“Traditionally the way you make images in radio astronomy is you actually have a human there who is kind of guiding the imaging methods in the direction they think they should go,” Bouman explains. “And for data like this, that is so sparse, so noisy, where it’s so hard to try to find an image, that was a dangerous game to play.”
Her focus was on making sure the methods they used would show an image of precisely what was at the center of the M87 Galaxy, not just what the team hoped would be there.
Happily, it turned out that those were one and the same. Bouman recalls feeling complete disbelief when her team ran their first tests and saw the ring appear. “Even though we had worked on this for years, I don’t think any of us expected we would get a ring that easily,” she says. “We just expected a blob.”
‘Not just sitting in a lab’
Bouman says that most of the time she’s not focused on the fact that she’s in a field where women are the minority. “But I do sometimes think about it. How do we get more women involved?” she says. “One key is showing that when you go into fields like computer science and engineering, it’s not just sitting in a lab putting together a circuit or typing on your computer.”
She recalls standing in Mexico two years ago, at one of the sites where telescopes were collecting data on a galaxy 54 million light years away, information she would eventually help transform. Going into a career in science means “working with people around the world. It’s going to telescopes at 15,000 feet,” she says. “It’s working toward making the first image of a black hole.”
Bouman is still starting out in her own career. She has been working on the project while a post-doctoral fellow at MIT and will soon start a job as an assistant professor at Caltech. With enthusiasm, she describes all the other unseeable things that might be seen with the right combination of hardware and software. Bouman has already worked on looking around corners by analyzing tiny shadows and determining the material properties of objects in videos by measuring tiny motions that are invisible to the naked eye.
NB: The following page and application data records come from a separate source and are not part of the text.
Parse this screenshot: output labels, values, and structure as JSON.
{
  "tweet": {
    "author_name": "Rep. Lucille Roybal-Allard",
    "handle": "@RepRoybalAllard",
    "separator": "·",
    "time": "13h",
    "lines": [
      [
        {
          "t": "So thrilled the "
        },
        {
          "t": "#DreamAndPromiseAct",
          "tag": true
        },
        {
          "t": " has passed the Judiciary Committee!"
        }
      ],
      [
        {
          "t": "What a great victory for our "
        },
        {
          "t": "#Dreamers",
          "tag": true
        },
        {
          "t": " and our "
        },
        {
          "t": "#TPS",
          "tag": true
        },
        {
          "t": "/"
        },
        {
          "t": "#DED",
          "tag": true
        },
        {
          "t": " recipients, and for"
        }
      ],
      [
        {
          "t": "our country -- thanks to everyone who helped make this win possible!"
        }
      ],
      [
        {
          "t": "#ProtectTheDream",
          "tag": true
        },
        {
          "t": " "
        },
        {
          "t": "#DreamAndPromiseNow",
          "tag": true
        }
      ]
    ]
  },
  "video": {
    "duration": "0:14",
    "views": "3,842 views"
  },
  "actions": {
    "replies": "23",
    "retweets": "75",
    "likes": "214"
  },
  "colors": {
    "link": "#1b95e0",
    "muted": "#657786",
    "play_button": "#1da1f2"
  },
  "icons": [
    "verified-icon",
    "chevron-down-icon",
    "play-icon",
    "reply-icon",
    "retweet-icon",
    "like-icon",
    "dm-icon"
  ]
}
She also plans to continue work with the Event Horizon Telescope team, which is adding satellite dishes in space to the network of telescopes here on Earth that were used to produce the image released on Wednesday. With the increased perspective and power, she says, they just might be able to make movies of black holes in addition to still images.
“It’s exciting,” she says. And that’s also her message for the next generation who might consider careers like hers. “As long as you’re excited and you’re motivated to work on it, then you should never feel like you can’t do it.”